** Opening DATASET block **
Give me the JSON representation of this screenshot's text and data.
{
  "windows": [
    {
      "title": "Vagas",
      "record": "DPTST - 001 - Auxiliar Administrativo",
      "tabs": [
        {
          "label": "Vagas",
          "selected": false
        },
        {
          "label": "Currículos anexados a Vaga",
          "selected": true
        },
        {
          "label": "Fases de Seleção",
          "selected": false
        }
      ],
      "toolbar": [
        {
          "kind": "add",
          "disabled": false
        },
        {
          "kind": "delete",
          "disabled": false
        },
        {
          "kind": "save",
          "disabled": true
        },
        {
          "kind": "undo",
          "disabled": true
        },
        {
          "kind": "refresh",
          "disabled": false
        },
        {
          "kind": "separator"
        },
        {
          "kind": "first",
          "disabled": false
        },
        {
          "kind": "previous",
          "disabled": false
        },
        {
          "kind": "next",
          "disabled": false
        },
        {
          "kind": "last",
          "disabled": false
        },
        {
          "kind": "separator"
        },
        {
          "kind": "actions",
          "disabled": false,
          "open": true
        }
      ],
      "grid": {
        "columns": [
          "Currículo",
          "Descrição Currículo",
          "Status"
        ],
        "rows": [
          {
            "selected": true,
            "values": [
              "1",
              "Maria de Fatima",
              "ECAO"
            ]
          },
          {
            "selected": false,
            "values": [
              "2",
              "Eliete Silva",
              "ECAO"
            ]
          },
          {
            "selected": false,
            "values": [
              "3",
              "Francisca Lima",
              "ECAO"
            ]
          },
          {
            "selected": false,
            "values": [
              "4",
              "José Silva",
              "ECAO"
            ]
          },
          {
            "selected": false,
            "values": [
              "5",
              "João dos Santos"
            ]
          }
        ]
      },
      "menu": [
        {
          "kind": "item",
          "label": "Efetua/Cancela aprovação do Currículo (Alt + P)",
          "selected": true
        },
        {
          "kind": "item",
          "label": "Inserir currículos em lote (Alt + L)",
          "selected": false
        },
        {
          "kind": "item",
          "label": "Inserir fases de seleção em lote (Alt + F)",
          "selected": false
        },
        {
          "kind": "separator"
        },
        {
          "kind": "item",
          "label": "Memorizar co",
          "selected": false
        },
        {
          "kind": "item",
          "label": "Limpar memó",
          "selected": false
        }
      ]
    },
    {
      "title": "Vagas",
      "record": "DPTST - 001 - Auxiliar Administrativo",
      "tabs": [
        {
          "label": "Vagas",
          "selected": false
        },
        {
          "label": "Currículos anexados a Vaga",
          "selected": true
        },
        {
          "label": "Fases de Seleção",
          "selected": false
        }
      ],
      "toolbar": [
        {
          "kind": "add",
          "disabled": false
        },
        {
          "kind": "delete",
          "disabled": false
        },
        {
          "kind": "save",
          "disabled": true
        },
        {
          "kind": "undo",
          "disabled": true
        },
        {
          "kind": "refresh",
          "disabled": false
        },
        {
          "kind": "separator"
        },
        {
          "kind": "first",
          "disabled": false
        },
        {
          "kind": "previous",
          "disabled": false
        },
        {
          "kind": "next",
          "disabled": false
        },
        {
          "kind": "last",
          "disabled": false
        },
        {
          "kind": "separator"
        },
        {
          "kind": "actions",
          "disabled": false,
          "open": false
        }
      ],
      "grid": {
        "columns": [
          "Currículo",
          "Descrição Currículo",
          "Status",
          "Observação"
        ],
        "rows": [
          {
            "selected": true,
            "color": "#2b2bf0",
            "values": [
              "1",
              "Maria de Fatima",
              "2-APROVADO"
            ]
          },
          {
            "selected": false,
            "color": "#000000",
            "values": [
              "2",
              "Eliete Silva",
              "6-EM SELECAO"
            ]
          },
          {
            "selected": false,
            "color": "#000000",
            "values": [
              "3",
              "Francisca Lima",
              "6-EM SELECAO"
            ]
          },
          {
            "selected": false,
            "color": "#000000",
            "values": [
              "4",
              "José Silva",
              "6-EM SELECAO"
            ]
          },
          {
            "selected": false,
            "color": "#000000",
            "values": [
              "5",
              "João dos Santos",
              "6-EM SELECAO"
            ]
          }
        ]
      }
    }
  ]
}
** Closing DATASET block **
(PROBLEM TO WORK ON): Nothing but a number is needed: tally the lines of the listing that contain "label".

(YOUR SOLUTION): 11